Dataset records
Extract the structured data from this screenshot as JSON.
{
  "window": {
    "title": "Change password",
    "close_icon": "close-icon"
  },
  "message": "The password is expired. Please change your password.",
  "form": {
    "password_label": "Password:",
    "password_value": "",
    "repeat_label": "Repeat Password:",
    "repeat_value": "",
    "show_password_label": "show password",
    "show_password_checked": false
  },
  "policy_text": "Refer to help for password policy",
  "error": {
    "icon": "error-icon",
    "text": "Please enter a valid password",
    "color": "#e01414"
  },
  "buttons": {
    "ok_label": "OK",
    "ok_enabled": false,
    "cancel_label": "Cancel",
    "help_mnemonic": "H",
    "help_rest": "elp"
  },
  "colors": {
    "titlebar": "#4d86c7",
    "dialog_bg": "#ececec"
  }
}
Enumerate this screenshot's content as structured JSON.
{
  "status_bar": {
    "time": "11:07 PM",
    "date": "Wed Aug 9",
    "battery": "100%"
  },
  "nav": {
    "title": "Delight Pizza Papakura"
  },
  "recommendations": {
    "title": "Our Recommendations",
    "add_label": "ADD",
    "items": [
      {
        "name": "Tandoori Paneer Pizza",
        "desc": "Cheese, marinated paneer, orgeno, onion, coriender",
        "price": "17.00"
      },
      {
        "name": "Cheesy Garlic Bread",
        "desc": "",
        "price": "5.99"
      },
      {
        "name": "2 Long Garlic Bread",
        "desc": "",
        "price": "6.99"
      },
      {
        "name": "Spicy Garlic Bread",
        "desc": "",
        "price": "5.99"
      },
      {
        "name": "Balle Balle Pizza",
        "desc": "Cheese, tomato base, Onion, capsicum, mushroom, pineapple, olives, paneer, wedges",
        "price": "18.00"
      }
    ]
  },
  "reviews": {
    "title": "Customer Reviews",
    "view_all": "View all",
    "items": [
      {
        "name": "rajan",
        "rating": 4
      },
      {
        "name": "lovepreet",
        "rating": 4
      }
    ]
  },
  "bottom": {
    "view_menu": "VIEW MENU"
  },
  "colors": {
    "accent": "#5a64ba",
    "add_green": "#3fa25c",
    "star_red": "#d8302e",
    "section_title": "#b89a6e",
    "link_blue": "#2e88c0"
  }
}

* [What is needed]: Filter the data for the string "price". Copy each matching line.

* [Solution]:
        "price": "17.00"
        "price": "5.99"
        "price": "6.99"
        "price": "5.99"
        "price": "18.00"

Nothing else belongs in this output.